Janibek Alimkhanuly vs. Carlos Galvan [Super Middleweights, Six Rounds]: The much-touted prospect from Kazakhstan, Janibek Alimkhanuly (3-0, 1 KO), took on Carlos Galvan (16-8-1, 15 KOs) in his third professional bout. Before tonight’s fight, Janibek reached the quarterfinals of the 2016 Olympics in Rio de Janeiro, and earned gold at the 2013 AIBA World Boxing Championships. Alimkhanuly is managed by renowned Russian boxing manager Egis Klimas, who has crafted the careers of Vasyl Lomachenko, Sergey Kovalev, and undisputed cruiserweight champion Oleksandr Usyk.
In the opening round, Alimkhanuly showed patience, remaining at distance and landing an accurate and stiff right jab. He landed very solid straight lefts to the body, and remained in control without forcing the action.

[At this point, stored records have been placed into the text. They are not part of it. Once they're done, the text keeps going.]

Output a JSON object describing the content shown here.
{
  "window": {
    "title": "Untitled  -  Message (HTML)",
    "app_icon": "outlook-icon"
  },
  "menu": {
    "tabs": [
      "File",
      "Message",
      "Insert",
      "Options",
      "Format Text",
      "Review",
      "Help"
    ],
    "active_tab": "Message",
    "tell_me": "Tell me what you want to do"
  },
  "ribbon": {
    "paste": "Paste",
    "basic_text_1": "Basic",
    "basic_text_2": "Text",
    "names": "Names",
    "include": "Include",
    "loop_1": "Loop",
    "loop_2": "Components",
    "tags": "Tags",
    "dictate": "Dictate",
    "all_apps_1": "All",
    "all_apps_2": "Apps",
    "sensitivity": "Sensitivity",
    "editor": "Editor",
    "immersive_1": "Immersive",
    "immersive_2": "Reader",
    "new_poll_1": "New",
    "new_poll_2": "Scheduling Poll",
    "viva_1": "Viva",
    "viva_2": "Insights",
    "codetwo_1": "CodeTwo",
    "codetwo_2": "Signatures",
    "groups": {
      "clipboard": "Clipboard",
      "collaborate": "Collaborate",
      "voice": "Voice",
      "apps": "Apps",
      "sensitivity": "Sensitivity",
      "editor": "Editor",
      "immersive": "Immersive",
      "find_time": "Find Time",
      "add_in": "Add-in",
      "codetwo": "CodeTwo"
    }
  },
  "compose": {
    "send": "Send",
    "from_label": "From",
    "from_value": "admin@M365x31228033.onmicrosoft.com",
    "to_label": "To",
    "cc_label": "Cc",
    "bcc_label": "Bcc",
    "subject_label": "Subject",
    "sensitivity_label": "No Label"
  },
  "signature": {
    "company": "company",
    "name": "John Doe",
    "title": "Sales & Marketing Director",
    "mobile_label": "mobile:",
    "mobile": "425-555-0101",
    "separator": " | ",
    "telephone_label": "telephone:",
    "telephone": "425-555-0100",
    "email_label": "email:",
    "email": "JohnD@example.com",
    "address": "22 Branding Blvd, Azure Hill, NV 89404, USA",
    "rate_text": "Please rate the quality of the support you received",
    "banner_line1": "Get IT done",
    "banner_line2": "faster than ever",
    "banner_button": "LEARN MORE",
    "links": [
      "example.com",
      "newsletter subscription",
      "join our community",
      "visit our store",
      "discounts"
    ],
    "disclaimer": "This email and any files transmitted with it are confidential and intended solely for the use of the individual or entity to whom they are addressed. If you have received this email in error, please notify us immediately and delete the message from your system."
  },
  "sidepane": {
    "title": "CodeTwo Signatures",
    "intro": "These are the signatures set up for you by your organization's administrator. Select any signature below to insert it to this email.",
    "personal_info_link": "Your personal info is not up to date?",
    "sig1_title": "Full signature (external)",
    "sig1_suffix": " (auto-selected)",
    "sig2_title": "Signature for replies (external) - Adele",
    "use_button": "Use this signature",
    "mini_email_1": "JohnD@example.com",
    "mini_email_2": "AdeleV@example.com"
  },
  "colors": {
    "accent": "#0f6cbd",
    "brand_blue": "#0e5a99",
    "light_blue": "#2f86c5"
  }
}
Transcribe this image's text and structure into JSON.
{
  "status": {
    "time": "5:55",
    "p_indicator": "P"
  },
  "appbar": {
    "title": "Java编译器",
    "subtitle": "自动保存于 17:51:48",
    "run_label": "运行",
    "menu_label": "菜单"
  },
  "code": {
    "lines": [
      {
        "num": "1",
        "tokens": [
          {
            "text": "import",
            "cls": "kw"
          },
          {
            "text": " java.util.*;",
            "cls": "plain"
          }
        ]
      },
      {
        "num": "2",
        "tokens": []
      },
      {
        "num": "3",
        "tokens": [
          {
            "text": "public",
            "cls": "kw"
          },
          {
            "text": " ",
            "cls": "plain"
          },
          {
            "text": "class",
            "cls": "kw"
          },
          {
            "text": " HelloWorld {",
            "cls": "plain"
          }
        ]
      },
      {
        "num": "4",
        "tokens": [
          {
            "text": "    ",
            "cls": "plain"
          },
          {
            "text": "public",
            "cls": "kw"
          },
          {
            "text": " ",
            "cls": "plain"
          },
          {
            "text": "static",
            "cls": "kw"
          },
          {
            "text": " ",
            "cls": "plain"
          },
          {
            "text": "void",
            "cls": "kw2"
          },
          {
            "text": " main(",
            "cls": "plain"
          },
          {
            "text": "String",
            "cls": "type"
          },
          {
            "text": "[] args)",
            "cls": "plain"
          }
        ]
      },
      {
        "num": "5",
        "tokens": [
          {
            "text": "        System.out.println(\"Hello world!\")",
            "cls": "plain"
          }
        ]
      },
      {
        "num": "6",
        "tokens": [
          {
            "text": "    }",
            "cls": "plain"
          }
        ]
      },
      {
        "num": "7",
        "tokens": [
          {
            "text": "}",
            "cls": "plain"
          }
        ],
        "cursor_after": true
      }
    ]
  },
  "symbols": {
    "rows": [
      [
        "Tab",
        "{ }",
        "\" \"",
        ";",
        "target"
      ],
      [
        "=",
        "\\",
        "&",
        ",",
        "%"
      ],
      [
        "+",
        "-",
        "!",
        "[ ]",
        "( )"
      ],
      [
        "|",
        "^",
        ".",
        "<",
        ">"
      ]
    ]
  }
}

Janibek landed a thunderous straight left in round two, causing Galvan’s glove to touch the canvas. The referee failed to notice this, and did not call it a knockdown. Nevertheless, Alimkhanuly remained at the center of the ring and used lateral movement that kept Galvan from settling in. The Kazakh prospect staggered Galvan with a straight left once again, but Galvan remained a tough customer and even came forward for most of round three.
Despite hurting his opponent, Alimkhanuly remained patient, using his range to land his powerful left hand. Alimkhanuly pushed the pace in rounds four and five, landing combinations while staying out of range. In round six, Alimkhanuly landed many straight lefts, but did not sit down on many of his punches. He was dominant, and hurt Galvan several times, but the bout went the distance. All three judges turned in identical scores of 60-54 Alimkhanuly.